With their ability to assess changes in interest-rate policies, economies and the health of corporate balance sheets, managers of short-duration portfolios can move up and down the yield curve to optimize return and risk, and to capitalize on credit opportunities that arise in volatile markets. These advantages are only available in actively managed portfolios, as passive indexes are simply static baskets of securities that cannot adapt to changing circumstances.
The hunt for income is growing more urgent
Interest rates are at historically low or even negative levels, and today’s already-extreme monetary policies are continuously evolving – including “yield curve control” in Japan and a likely extension of quantitative easing in Europe. That makes hunting for income an urgent priority for many investors, and they will need to look beyond conventional bonds to find it – particularly when inflation can quickly turn low yields into negative returns.
Even if investors do not need to access their investment income today, adding income-generating securities to a portfolio can smooth volatility and supplement capital appreciation over time. We believe investors would be wise to look to active short-duration strategies to earn incremental returns and add diversification while guarding against serious drawdowns on their capital.
Duration is a measure of a bond’s interest-rate sensitivity expressed in years. If rates were to rise 1 per cent, a bond portfolio with a duration of 10 years would be expected to lose 10 per cent of its value as it adjusts to the new interest-rate environment. By contrast, a 1 per cent rate hike would cause a portfolio with a duration of 1.5 years to lose 1.5 per cent of its value. Duration risk is on the minds of many bond investors because interest rates and yields are so low; eventually, central banks will raise rates, which will cause a loss of capital as the bond’s value declines. In times like these, many investors look to shorten the duration of their portfolios to make them less sensitive to interest-rate hikes.

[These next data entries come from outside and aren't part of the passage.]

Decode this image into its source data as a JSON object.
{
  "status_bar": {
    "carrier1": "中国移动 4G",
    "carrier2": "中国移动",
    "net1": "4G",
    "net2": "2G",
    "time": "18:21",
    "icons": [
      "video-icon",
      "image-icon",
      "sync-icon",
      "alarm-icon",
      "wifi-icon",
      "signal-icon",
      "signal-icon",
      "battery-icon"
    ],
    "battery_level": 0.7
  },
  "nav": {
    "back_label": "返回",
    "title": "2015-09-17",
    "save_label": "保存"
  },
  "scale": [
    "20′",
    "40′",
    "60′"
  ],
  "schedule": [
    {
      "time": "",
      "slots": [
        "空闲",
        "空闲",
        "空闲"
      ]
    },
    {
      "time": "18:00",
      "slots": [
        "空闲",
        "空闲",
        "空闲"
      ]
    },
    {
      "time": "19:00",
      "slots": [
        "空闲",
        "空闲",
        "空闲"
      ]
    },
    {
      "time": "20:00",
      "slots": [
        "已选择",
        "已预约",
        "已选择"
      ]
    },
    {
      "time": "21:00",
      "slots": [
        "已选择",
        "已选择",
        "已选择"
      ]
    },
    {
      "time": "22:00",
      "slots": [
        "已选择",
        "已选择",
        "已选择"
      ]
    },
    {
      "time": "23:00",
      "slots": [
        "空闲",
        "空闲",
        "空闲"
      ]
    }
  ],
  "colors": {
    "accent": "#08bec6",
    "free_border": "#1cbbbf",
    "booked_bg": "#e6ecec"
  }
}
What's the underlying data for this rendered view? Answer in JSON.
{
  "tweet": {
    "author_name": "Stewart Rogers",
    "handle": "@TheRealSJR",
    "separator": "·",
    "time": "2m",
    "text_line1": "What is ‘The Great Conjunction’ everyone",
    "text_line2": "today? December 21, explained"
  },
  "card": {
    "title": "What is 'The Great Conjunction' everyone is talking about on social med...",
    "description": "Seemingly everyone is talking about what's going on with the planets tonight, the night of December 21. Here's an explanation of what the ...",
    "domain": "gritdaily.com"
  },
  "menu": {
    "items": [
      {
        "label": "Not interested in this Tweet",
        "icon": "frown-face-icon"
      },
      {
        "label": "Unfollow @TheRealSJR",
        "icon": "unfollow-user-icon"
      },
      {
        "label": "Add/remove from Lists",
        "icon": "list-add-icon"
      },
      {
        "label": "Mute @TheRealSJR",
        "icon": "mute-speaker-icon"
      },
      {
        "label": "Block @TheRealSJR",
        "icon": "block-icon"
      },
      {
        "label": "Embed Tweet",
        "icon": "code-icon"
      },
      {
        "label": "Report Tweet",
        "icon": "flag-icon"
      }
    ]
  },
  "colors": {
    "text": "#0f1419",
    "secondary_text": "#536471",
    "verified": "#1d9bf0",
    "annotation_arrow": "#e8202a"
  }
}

Investing involves risk. The value of an investment and the income from it will fluctuate and investors may not get back the principal invested. Past performance is not indicative of future performance. This is a marketing communication. It is for informational purposes only. This document does not constitute investment advice or a recommendation to buy, sell or hold any security and shall not be deemed an offer to sell or a solicitation of an offer to buy any security. The views and opinions expressed herein, which are subject to change without notice, are those of the issuer or its affiliated companies at the time of publication. Certain data used are derived from various sources believed to be reliable, but the accuracy or completeness of the data is not guaranteed and no liability is assumed for any direct or consequential losses arising from their use. The duplication, publication, extraction or transmission of the contents, irrespective of the form, is not permitted. This material has not been reviewed by any regulatory authorities. In mainland China, it is used only as supporting material to the offshore investment products offered by commercial banks under the Qualified Domestic Institutional Investors scheme pursuant to applicable rules and regulations. This document is being distributed by the following Allianz Global Investors companies: Allianz Global Investors U.S. LLC, an investment adviser registered with the U.S. Securities and Exchange Commission (SEC); Allianz Global Investors GmbH, an investment company in Germany, authorized by the German Bundesanstalt für Finanzdienstleistungsaufsicht (BaFin); Allianz Global Investors Asia Pacific Ltd., licensed by the Hong Kong Securities and Futures Commission; Allianz Global Investors Singapore Ltd., regulated by the Monetary Authority of Singapore [Company Registration No. 199907169Z]; and Allianz Global Investors Japan Co., Ltd., registered in Japan as a Financial Instruments Business Operator; Allianz Global Investors Korea Ltd., licensed by the Korea Financial Services Commission; and Allianz Global Investors Taiwan Ltd., licensed by Financial Supervisory Commission in Taiwan. | AGI-2016-10-05-16515